This was the award presentation day for the top 20 national winning contestants of the Global Dialogues Competition that attracted over 3000 entries earlier this year.
First there was a National Stakeholders forum on Youth and Adolescent Sexual Reproductive Health Rights (SRHR) & HIV which brought together parents, teachers, education policy makers, sexual and reproductive health professionals, law enforcement officers and the youth themselves who engaged in a conversation on these grave matters that are oftentimes overlooked or abdicated. They tried to find solutions on how to handle these issues.
The members of the jury of which I was part, formed a panel that presented the issues we observed from the submissions. Incidentally, the theme of this year’s International Day of the youth was “Youth and Mental Health” under the slogan ‘Mental Health Matters’.
Top on the observations was parental contribution and especially the African fathers and male figure to the well being of the youth. The manner of upbringing determines the mental state of many young people. In reality, more young people today are grappling with depression related conditions.

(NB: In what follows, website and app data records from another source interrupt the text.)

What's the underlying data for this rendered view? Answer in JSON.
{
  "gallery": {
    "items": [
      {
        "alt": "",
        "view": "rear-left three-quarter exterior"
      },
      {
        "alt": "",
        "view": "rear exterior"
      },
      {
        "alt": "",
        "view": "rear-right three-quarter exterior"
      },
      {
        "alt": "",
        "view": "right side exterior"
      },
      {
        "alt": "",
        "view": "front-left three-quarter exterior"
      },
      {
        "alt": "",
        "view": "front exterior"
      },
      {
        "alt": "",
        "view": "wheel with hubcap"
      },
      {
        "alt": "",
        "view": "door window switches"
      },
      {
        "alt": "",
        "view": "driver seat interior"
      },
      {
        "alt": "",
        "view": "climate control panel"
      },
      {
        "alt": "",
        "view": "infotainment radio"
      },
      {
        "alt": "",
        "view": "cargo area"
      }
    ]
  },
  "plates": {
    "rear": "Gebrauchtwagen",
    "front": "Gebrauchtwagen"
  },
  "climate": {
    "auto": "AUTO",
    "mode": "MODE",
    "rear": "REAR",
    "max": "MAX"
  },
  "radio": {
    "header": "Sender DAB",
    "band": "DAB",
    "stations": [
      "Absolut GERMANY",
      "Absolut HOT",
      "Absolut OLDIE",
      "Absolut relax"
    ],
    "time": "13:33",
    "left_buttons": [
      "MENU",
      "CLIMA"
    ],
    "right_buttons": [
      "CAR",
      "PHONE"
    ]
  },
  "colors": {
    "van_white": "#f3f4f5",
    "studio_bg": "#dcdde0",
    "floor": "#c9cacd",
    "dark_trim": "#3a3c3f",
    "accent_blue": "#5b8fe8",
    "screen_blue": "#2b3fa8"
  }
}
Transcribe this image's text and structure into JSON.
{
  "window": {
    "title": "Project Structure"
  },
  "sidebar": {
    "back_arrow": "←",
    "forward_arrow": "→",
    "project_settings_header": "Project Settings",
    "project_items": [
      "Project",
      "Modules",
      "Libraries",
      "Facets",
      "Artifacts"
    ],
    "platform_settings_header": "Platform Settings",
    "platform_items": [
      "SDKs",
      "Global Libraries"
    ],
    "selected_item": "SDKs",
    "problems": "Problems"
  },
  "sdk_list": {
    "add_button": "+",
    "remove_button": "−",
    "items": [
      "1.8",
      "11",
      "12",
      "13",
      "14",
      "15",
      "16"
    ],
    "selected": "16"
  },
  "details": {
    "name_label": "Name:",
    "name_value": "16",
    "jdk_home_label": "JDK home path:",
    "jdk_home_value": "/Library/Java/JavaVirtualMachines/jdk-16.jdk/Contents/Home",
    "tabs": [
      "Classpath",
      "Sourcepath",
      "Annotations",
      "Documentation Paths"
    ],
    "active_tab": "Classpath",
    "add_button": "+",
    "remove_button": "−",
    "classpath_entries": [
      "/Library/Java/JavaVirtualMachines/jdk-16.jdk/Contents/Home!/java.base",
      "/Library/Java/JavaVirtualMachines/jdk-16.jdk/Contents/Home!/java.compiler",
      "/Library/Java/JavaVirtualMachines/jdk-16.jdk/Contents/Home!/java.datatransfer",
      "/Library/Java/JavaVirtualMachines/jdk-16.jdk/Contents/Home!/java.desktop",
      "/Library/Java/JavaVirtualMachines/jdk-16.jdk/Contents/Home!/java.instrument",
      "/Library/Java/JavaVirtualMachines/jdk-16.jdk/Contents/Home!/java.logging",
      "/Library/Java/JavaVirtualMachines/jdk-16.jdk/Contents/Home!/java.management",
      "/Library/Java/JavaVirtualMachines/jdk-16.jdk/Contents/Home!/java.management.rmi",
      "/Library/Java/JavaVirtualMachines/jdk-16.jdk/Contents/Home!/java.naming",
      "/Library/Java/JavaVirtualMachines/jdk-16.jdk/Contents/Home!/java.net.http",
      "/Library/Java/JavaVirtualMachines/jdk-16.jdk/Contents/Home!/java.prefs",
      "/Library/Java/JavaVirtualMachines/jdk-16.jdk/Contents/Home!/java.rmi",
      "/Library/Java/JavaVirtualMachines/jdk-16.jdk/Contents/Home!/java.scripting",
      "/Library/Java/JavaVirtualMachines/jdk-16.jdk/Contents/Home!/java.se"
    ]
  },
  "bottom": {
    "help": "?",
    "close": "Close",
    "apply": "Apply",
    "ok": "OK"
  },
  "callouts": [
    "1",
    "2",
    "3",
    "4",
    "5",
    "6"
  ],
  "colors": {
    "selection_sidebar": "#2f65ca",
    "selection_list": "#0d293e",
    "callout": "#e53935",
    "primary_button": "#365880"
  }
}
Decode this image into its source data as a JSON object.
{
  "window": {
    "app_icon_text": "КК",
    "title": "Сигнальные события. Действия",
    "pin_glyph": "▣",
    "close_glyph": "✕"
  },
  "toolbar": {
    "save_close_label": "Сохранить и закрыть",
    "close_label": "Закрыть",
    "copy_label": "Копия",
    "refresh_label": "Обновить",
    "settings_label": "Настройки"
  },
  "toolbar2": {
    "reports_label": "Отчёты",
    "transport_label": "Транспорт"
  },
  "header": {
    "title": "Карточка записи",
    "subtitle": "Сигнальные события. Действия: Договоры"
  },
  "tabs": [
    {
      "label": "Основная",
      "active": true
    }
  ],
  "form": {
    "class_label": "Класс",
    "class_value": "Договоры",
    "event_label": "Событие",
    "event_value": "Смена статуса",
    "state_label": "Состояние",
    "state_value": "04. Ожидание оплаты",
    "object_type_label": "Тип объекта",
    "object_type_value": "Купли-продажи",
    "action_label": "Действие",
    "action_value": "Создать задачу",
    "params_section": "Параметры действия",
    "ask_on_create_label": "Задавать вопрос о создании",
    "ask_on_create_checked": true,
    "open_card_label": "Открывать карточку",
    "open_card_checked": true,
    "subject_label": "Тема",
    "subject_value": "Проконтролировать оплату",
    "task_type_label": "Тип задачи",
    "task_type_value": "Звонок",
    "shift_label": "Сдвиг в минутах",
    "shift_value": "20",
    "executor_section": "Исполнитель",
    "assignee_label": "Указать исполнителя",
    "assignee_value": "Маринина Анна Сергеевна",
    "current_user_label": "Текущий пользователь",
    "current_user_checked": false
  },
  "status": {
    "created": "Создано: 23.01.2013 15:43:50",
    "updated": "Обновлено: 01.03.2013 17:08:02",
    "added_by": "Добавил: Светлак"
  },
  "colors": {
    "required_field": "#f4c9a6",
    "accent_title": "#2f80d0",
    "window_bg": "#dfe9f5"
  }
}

Most of the scripts depicted the African male as hostile and the woman as a helpless victim.
The dialogues arising from these issues were heated and the forum gave a platform for young people to ask pertinent questions concerning their sexuality, with parents who were present. It emerged that some parents shy away from discussing sexuality with their children due to the African traditional society setting. This was a role taken by grandparents, a role that has been lost over the years with the urbanization of the nuclear family. The parents in turn expect the teachers to take this role while the teachers feel that they have a lot to handle educating these youngsters.
Among the recommendations made were that the school curriculum needed to be revised to accommodate comprehensive age appropriate sexuality education. The parents present acknowledged their failure on their part and recommendations were made on how to improve this.
The afternoon session involved the awarding of the 20 best scripts. Kenyan scripts also competed in the international platform and one of our own, Francis Mutua emerged among the best internationally.
We look forward to next year’s competition for the young people to express their voices again. We also expect a shift in policy and programming to provide relevant sexuality education to young people.
Photos borrowed from: https://www.flickr.com/photos/72740345@N03